### EXERCISE GOAL
Pick out every line of the entries below where "证书名称" occurs, and copy those lines.

### RECORDS FOR THE TASK

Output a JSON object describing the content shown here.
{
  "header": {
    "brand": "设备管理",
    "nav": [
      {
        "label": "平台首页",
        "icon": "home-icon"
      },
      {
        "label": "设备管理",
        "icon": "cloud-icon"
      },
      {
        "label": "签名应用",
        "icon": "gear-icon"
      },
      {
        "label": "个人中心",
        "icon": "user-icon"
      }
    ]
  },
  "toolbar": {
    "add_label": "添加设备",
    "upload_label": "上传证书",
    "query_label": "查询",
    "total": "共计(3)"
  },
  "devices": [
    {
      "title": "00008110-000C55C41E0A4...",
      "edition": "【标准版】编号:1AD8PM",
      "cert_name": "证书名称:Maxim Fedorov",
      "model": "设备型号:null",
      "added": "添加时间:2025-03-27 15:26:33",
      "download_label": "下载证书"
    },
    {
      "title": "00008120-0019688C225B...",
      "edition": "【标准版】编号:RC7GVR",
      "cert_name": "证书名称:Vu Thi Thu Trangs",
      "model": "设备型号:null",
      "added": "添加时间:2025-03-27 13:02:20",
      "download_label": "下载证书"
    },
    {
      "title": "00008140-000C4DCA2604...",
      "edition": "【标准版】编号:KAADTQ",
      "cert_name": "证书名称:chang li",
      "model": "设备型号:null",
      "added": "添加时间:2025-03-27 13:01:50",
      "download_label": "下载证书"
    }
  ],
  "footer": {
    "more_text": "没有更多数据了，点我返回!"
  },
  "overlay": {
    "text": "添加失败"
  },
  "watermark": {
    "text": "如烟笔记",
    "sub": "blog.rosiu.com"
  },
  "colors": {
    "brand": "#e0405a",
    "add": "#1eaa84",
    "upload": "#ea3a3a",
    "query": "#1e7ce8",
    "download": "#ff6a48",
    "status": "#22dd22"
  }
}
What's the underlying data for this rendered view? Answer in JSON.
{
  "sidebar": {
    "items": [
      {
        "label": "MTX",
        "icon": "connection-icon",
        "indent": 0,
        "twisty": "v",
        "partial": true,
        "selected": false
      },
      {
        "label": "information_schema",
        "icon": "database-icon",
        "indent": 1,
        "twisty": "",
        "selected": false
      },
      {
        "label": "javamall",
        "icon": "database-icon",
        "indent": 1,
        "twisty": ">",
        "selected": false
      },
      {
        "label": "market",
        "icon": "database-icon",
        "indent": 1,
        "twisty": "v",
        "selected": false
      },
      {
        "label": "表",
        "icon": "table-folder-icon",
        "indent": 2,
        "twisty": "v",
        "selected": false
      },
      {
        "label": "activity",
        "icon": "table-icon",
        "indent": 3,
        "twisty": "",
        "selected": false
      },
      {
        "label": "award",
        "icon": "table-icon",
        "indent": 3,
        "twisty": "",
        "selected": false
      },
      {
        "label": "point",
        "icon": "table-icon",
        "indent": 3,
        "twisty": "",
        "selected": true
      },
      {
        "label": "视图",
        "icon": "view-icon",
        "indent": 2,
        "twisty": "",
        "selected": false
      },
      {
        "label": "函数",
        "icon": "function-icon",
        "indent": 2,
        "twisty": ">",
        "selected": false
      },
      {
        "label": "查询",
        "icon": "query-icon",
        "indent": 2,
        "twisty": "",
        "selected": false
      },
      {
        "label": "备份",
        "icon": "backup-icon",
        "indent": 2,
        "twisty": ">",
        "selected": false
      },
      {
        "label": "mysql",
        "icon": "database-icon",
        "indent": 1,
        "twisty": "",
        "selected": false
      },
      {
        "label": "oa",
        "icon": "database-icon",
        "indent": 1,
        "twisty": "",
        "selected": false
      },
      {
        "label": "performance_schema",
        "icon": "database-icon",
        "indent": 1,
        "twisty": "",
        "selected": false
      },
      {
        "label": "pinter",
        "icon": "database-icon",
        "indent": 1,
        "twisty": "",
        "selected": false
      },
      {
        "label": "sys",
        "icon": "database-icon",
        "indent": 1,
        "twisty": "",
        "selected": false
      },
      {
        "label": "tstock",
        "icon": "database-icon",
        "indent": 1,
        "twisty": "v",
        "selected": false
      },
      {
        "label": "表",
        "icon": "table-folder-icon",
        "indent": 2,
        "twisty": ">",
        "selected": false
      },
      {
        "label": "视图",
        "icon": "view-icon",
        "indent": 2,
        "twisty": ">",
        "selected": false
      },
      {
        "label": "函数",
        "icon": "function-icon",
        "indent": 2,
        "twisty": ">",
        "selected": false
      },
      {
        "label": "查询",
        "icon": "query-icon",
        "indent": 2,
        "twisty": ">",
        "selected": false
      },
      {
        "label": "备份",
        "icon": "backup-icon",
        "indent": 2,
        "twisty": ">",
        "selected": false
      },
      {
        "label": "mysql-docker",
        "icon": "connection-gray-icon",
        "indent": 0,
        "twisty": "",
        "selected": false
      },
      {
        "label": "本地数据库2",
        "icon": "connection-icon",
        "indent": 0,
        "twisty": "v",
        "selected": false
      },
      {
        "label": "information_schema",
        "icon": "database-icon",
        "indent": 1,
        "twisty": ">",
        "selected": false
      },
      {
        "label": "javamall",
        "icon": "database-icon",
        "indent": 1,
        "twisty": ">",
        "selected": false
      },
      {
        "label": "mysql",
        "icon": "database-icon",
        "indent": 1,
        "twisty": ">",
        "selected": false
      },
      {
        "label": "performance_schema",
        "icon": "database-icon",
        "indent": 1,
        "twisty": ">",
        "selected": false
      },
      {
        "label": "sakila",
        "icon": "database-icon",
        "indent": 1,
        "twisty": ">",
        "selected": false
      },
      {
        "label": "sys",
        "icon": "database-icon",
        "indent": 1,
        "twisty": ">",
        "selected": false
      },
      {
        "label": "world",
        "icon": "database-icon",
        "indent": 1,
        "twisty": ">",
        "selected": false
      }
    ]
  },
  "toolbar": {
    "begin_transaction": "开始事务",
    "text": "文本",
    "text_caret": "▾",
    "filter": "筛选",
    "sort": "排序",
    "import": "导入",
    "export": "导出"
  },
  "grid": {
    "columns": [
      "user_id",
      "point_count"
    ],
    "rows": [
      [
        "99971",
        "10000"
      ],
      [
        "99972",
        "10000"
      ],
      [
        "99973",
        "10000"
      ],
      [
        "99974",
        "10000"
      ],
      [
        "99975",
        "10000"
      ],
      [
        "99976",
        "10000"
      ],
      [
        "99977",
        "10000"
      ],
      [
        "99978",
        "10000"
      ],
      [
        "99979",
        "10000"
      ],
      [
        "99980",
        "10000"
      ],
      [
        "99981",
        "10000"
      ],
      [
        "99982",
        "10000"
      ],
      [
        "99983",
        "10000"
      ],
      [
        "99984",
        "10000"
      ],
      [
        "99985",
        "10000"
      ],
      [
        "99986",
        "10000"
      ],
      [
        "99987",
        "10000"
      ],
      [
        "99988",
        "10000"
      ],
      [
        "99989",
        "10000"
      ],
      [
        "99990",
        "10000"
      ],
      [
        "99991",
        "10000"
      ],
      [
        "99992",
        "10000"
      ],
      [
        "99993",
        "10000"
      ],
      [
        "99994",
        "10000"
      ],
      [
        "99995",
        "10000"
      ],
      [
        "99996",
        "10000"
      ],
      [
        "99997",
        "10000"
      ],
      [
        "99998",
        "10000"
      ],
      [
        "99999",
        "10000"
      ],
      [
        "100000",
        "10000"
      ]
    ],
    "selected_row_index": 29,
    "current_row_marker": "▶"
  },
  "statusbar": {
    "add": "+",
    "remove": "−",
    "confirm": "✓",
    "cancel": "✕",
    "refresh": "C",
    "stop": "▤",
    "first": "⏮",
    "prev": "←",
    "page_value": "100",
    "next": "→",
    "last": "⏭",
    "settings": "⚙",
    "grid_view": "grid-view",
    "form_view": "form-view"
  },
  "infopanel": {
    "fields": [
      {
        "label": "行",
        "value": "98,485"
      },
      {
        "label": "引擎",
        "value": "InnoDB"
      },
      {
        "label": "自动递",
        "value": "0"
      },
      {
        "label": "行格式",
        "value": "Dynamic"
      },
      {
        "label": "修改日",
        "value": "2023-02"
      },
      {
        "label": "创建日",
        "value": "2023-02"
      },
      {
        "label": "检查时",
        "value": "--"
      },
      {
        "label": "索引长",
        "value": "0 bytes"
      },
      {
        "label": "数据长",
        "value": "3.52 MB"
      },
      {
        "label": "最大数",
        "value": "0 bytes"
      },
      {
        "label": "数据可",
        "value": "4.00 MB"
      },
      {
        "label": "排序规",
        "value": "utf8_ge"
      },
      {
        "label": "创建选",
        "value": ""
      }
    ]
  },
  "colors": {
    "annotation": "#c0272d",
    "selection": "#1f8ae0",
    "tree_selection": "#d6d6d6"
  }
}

### REPLY
      "cert_name": "证书名称:Maxim Fedorov",
      "cert_name": "证书名称:Vu Thi Thu Trangs",
      "cert_name": "证书名称:chang li",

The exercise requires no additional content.